▶ Problem details:
Within the records below, how many lines hold the word "Core"? Only the number should be returned.

▶ Data to use:
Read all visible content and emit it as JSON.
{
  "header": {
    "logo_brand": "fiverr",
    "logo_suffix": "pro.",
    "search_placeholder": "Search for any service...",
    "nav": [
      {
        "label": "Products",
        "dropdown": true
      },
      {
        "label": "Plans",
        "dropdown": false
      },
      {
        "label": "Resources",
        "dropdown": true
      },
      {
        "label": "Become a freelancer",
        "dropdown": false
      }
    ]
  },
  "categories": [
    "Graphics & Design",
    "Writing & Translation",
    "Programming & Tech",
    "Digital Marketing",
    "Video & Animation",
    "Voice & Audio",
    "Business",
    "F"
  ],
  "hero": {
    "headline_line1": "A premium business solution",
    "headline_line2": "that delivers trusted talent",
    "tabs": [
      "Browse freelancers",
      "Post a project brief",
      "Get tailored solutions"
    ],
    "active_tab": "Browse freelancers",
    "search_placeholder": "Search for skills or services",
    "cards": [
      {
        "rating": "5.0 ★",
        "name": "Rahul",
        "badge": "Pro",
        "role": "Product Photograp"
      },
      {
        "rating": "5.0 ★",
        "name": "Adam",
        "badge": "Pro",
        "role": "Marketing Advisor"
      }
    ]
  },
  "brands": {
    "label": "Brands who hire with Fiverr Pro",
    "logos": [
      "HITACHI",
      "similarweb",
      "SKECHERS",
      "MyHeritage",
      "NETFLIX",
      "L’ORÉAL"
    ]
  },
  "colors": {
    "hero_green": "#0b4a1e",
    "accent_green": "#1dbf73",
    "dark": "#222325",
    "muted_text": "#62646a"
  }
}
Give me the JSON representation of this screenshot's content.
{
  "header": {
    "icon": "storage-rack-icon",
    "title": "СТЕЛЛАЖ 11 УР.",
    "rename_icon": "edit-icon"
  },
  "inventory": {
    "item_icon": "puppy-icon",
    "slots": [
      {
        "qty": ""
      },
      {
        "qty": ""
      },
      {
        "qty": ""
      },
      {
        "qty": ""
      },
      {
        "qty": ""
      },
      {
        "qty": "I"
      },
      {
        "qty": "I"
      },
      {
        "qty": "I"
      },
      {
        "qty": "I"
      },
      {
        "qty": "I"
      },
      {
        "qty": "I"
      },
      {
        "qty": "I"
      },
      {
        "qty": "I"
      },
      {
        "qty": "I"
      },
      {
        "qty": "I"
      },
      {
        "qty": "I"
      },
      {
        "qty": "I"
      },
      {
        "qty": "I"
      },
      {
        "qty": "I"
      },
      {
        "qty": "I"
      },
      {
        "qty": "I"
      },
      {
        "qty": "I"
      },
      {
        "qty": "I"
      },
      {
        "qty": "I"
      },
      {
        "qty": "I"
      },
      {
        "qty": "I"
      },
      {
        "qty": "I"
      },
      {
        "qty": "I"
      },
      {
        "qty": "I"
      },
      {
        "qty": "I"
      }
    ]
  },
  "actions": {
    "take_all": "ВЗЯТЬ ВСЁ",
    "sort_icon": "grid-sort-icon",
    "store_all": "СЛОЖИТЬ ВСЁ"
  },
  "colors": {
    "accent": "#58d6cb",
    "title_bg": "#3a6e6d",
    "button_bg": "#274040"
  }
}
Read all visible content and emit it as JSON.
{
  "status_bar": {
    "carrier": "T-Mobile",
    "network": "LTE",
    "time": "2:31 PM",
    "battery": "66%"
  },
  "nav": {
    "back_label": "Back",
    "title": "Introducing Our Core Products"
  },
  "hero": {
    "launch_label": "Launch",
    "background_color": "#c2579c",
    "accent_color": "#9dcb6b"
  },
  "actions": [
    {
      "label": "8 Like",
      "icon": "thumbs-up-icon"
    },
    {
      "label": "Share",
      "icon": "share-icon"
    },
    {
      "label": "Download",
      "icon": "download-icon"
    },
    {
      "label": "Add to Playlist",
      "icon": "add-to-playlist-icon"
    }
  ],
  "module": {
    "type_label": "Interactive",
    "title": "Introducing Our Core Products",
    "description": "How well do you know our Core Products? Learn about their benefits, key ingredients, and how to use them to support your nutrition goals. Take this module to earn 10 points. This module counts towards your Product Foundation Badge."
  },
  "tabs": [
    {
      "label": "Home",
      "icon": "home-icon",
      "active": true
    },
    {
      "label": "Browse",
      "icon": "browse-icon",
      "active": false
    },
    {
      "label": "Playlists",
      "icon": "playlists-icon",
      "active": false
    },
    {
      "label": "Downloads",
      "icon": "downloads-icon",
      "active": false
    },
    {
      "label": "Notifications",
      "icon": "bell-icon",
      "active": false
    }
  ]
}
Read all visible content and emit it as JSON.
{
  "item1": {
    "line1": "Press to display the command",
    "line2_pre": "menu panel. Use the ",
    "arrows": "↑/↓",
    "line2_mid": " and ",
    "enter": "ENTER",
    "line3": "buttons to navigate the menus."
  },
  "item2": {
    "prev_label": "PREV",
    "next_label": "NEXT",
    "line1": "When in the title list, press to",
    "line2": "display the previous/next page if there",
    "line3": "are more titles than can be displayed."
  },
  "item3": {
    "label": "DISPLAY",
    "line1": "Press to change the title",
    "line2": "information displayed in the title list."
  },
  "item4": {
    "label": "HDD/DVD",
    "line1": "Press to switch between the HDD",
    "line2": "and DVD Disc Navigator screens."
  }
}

▶ Solution for this exercise:
3